There are certainly many other cases of intrusive and predatory audience targeting practices. To make sure you don’t unknowingly become a cautionary tale, remember this rule of thumb: the same privacy norms that apply in the real world should also apply online. According to Harvard Business Review, third-party data collection is synonymous with spying on or stalking someone, and making inferences about users can be equivalent to spreading rumors or gossiping. If you wouldn’t do these things in real life, don’t do them online.
The Evolving Nature of Audience Targeting
For many years, the system of data collection that allowed for advanced audience targeting was allowed to permeate throughout the web with impunity, but that has started to change. Not only has data privacy become a much bigger deal for consumers, but governments around the world have begun to take action, too.
In 2018, the EU General Data Protection Regulation (GDPR), which governs how personal data of individuals in the EU may be processed and transferred, went into effect. In the US, California has taken the lead on passing stricter regulations for internet privacy with the California Consumer Privacy Act (CCPA), which went into effect at the beginning of 2020. The state also amended the CCPA by passing Prop 24 in 2020, imposing new requirements for businesses to protect personal information, including “reasonably” minimizing data collection, limiting data retention and protecting data security.
Online tech companies are also responding. Apple will be phasing out ad trackers, Google, the last holdout among browsers, will be phasing out third-party cookies in coming years, and social media platforms such as Facebook and Instagram will be giving users more control over personalized ads.
It’s evident that the way the ad industry gathers and utilizes data will be changing in coming years. While it’s not entirely clear what the nature of this change will be, it’s safe to assume that if you follow your instincts regarding advertising ethics, you’ll be able to target your audience fairly, respectfully and appropriately. In the long run, there is no downside to maintaining high ethical standards.
The Ward Group Philosophy: Media Stewardship
Every advertiser and marketer faces a challenge: you need to make sure that while you’re being as cost-effective as possible with your budgets, you’re continuing to bring the audiences you target real value in the ads they see. By partnering with our media planners and buyers at The Ward Group, you can leverage more than three decades of media experience to help you make the best choices for your campaigns, whether they’re online or in the real world. More than anything, we stress the importance of managing every ad dollar as if it’s our own.
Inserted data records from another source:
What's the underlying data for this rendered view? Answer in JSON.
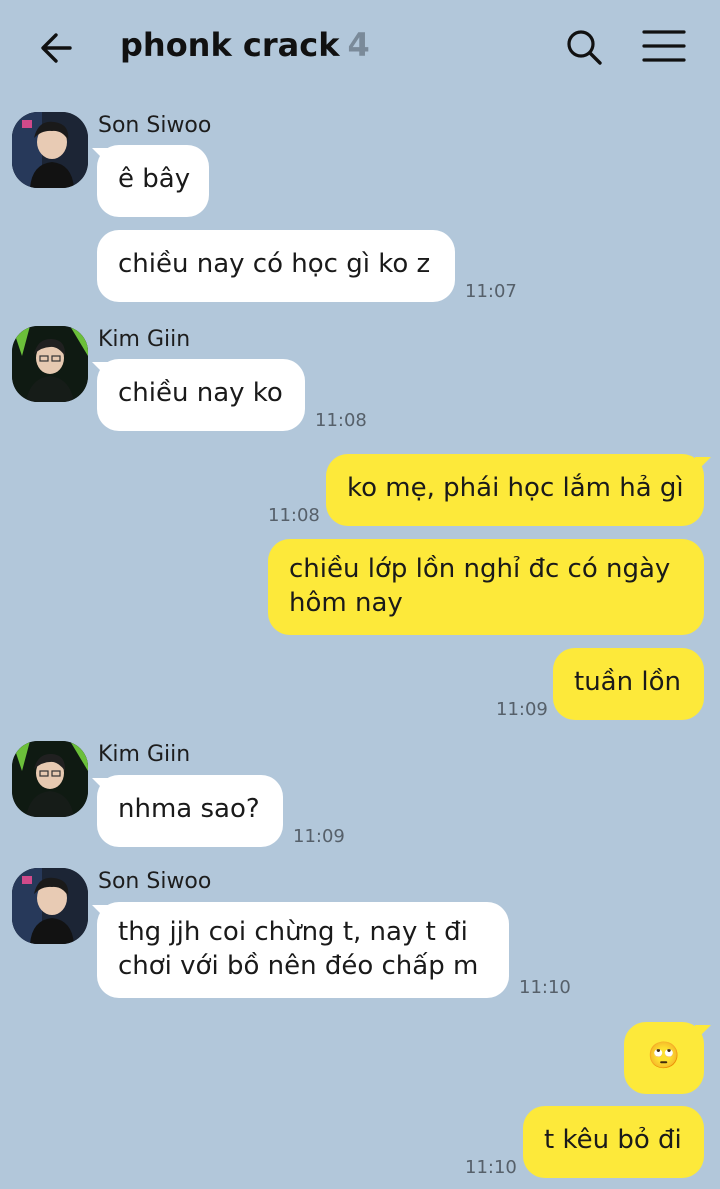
{
  "header": {
    "title": "phonk crack",
    "member_count": "4",
    "back_icon": "arrow-left-icon",
    "search_icon": "search-icon",
    "menu_icon": "hamburger-menu-icon"
  },
  "messages": [
    {
      "sender": "Son Siwoo",
      "text": "ê bây",
      "time": ""
    },
    {
      "sender": "Son Siwoo",
      "text": "chiều nay có học gì ko z",
      "time": "11:07"
    },
    {
      "sender": "Kim Giin",
      "text": "chiều nay ko",
      "time": "11:08"
    },
    {
      "sender": "me",
      "text": "ko mẹ, phái học lắm hả gì",
      "time": "11:08"
    },
    {
      "sender": "me",
      "text": "chiều lớp lồn nghỉ đc có ngày hôm nay",
      "time": ""
    },
    {
      "sender": "me",
      "text": "tuần lồn",
      "time": "11:09"
    },
    {
      "sender": "Kim Giin",
      "text": "nhma sao?",
      "time": "11:09"
    },
    {
      "sender": "Son Siwoo",
      "text": "thg jjh coi chừng t, nay t đi chơi với bồ nên đéo chấp m",
      "time": "11:10"
    },
    {
      "sender": "me",
      "text": "🙄",
      "time": ""
    },
    {
      "sender": "me",
      "text": "t kêu bỏ đi",
      "time": "11:10"
    }
  ],
  "colors": {
    "background": "#b2c7da",
    "incoming_bubble": "#ffffff",
    "outgoing_bubble": "#fde93a"
  }
}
Our strong commitment to advertising ethics and integrity ensures that our clients succeed long after the ad campaign. To see our media stewards in action for yourself, contact The Ward Group today.